▸ DIRECTIONS FOR THIS TASK: Using the records below, return exactly the lines from the one containing "Enumerate this screenshot's" through the last, and omit pictures.

Website and app data records
• • • • •

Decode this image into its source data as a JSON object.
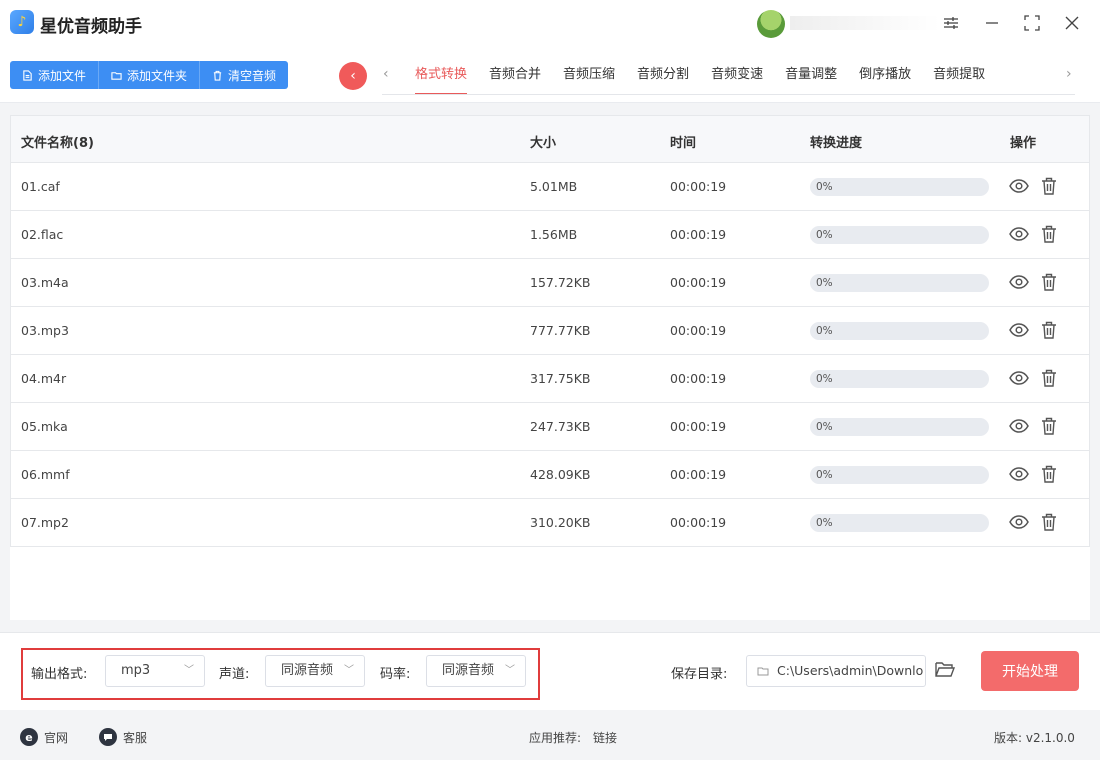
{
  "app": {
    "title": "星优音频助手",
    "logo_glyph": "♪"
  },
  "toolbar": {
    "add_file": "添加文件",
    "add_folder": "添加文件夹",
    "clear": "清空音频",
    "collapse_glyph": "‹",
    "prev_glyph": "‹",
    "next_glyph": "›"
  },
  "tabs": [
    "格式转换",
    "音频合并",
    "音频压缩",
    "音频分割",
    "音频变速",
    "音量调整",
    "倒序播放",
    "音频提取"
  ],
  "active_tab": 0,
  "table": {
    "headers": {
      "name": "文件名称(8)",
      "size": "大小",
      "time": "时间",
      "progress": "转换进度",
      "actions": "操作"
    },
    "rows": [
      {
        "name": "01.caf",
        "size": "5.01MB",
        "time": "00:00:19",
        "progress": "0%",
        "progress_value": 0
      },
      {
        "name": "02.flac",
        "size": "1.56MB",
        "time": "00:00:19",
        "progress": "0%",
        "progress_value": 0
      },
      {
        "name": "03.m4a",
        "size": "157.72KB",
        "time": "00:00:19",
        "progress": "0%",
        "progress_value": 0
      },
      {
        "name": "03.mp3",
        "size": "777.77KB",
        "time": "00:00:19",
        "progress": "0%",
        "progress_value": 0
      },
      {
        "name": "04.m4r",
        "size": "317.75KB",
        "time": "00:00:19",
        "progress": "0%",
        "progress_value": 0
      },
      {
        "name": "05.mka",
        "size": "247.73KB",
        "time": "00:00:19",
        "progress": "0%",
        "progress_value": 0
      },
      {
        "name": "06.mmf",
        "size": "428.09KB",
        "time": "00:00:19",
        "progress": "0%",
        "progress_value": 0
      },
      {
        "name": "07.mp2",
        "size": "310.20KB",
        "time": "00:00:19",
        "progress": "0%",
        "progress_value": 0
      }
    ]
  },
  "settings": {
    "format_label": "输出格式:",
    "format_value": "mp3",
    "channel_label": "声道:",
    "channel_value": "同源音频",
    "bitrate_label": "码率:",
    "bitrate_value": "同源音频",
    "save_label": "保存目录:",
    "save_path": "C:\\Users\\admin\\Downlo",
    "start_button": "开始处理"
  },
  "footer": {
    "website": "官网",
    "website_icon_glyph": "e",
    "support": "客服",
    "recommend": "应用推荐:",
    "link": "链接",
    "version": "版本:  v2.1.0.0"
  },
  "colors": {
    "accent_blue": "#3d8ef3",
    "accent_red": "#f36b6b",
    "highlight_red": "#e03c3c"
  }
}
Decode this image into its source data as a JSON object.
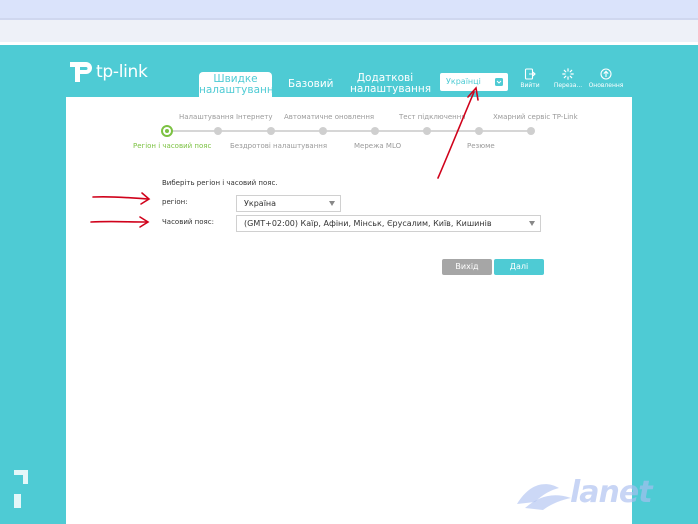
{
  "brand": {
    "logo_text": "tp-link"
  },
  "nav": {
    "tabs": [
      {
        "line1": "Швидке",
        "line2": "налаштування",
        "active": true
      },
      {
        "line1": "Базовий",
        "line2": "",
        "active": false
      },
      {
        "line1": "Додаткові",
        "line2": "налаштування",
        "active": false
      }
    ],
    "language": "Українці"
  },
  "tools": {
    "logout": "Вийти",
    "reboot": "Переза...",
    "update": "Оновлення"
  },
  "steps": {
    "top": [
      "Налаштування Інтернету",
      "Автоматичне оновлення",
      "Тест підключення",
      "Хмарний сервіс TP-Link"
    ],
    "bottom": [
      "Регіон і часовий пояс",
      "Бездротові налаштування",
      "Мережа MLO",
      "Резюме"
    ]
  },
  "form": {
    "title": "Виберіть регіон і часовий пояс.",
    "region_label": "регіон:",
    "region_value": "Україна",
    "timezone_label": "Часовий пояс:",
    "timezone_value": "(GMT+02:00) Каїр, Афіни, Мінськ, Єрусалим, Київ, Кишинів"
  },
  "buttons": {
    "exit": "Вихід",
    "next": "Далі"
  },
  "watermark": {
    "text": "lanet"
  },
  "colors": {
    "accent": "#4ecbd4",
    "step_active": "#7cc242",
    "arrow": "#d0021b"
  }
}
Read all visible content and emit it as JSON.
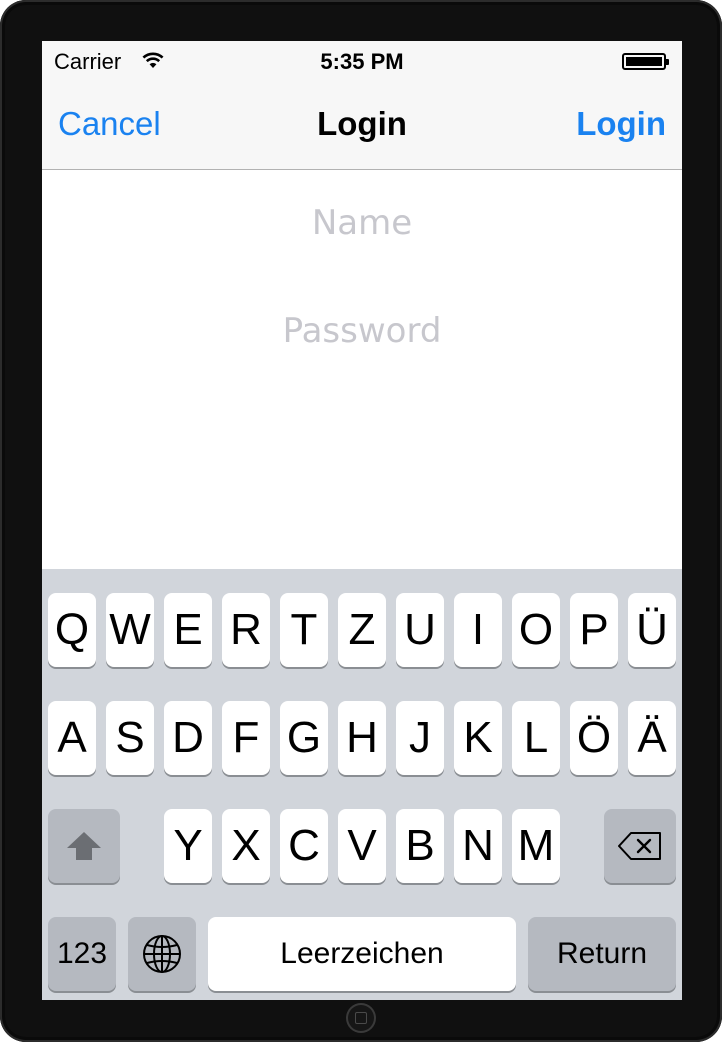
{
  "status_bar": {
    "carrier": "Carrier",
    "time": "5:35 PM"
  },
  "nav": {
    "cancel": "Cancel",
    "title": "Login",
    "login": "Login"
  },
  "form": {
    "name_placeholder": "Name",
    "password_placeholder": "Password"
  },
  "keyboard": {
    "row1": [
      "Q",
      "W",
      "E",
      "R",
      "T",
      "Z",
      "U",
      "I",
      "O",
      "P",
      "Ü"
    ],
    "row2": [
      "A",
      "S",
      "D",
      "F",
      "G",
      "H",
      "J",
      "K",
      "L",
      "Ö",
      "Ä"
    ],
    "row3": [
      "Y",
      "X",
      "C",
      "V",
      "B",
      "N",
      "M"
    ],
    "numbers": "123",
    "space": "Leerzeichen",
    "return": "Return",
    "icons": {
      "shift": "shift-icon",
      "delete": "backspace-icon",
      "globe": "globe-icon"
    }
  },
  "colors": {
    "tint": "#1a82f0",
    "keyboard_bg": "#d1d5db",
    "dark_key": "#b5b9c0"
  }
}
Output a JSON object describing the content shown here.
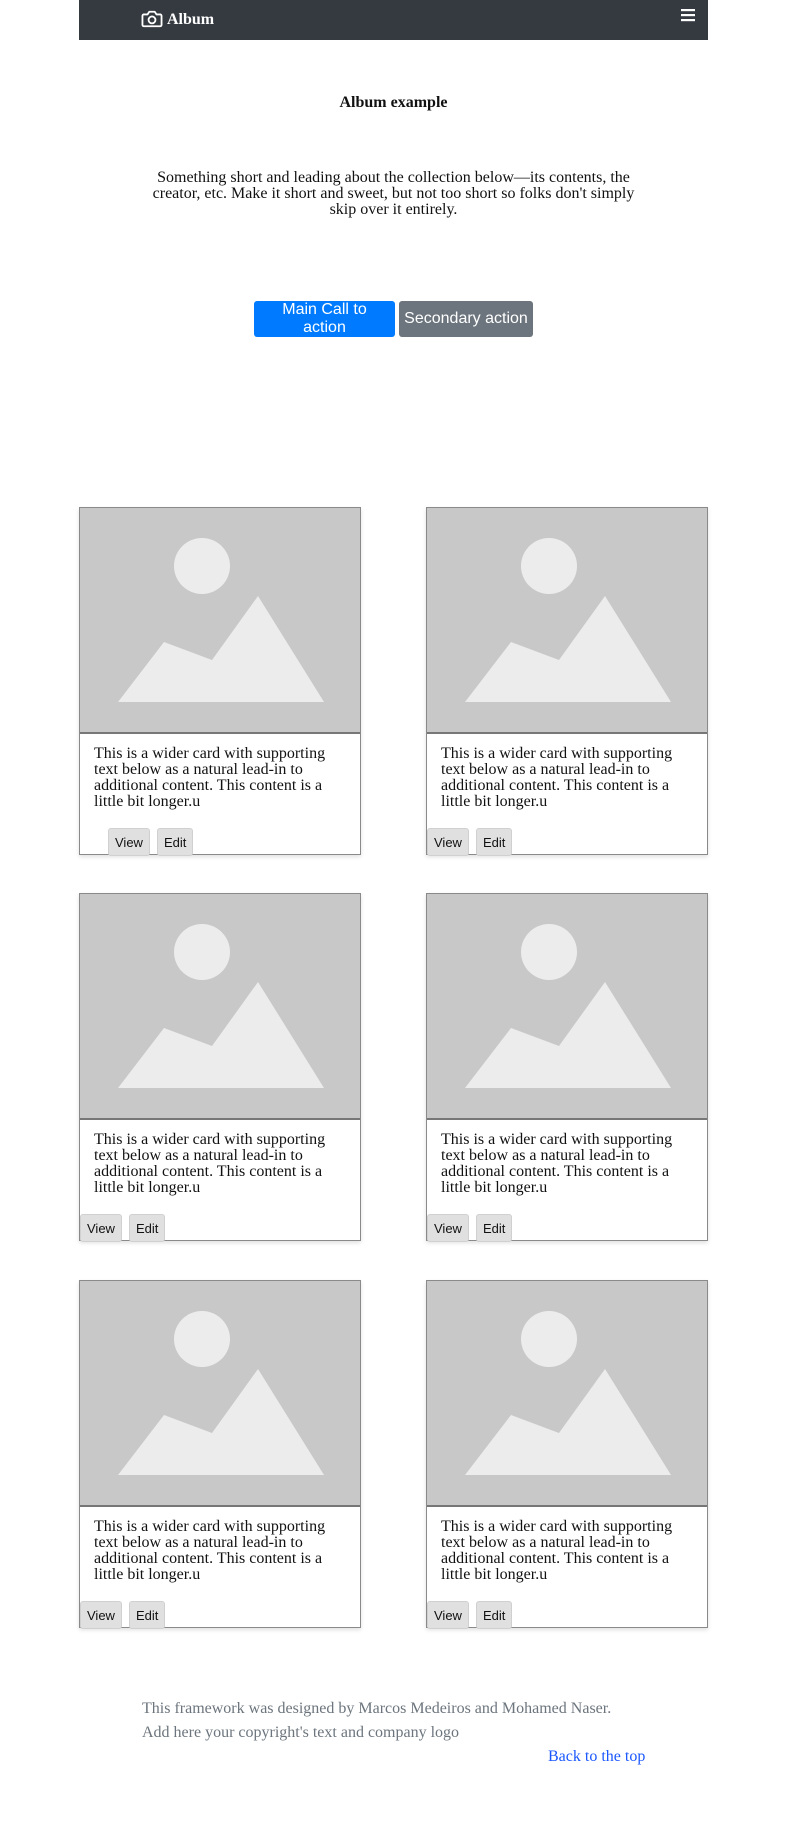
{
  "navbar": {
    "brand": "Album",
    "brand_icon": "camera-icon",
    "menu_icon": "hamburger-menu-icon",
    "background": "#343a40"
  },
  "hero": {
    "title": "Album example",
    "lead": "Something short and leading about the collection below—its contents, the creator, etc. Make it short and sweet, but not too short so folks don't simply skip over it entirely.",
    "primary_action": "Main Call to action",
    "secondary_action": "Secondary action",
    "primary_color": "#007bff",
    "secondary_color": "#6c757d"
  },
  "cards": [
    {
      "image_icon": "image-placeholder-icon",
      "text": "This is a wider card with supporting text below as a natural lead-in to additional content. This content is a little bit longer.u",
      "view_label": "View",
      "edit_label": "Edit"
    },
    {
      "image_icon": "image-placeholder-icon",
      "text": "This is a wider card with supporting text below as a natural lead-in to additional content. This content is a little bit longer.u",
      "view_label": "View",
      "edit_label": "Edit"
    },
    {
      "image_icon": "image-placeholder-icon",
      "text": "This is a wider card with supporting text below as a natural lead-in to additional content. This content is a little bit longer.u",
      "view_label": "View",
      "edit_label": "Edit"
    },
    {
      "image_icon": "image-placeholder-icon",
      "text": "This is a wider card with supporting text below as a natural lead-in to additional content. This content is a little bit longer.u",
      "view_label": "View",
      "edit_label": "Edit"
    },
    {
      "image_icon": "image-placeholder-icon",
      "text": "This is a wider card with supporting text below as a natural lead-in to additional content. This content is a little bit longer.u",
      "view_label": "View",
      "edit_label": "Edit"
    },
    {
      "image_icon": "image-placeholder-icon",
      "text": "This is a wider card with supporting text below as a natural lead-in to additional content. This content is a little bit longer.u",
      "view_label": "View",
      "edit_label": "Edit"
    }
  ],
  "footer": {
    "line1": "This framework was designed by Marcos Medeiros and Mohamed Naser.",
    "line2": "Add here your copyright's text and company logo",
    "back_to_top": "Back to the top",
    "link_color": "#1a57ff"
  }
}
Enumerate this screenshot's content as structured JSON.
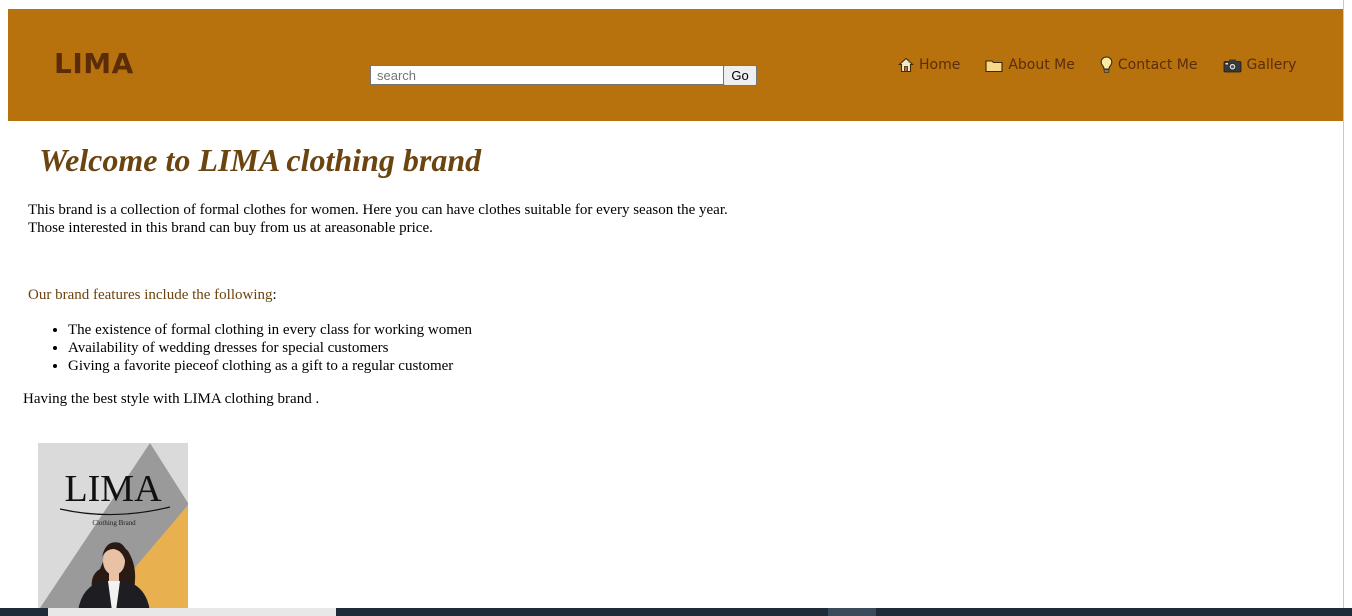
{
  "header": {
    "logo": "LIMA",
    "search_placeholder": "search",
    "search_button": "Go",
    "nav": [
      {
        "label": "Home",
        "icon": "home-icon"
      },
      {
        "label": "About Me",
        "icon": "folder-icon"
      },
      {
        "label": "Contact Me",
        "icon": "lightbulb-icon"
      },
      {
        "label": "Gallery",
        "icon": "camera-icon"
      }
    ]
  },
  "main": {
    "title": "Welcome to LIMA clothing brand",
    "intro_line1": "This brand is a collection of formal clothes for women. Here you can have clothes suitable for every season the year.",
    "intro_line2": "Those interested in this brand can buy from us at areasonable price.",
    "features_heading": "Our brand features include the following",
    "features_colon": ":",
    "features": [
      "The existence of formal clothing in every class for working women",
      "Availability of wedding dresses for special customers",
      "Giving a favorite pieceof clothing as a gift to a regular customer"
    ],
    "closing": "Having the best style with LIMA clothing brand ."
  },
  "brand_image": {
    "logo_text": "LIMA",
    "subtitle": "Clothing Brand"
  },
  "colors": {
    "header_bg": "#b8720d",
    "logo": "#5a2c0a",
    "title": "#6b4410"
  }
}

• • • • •

▸ RESPONSE TO THIS TASK:
Enumerate this screenshot's content as structured JSON.
{
  "header": {
    "logo": "LIMA",
    "search_placeholder": "search",
    "search_button": "Go",
    "nav": [
      {
        "label": "Home",
        "icon": "home-icon"
      },
      {
        "label": "About Me",
        "icon": "folder-icon"
      },
      {
        "label": "Contact Me",
        "icon": "lightbulb-icon"
      },
      {
        "label": "Gallery",
        "icon": "camera-icon"
      }
    ]
  },
  "main": {
    "title": "Welcome to LIMA clothing brand",
    "intro_line1": "This brand is a collection of formal clothes for women. Here you can have clothes suitable for every season the year.",
    "intro_line2": "Those interested in this brand can buy from us at areasonable price.",
    "features_heading": "Our brand features include the following",
    "features_colon": ":",
    "features": [
      "The existence of formal clothing in every class for working women",
      "Availability of wedding dresses for special customers",
      "Giving a favorite pieceof clothing as a gift to a regular customer"
    ],
    "closing": "Having the best style with LIMA clothing brand ."
  },
  "brand_image": {
    "logo_text": "LIMA",
    "subtitle": "Clothing Brand"
  },
  "colors": {
    "header_bg": "#b8720d",
    "logo": "#5a2c0a",
    "title": "#6b4410"
  }
}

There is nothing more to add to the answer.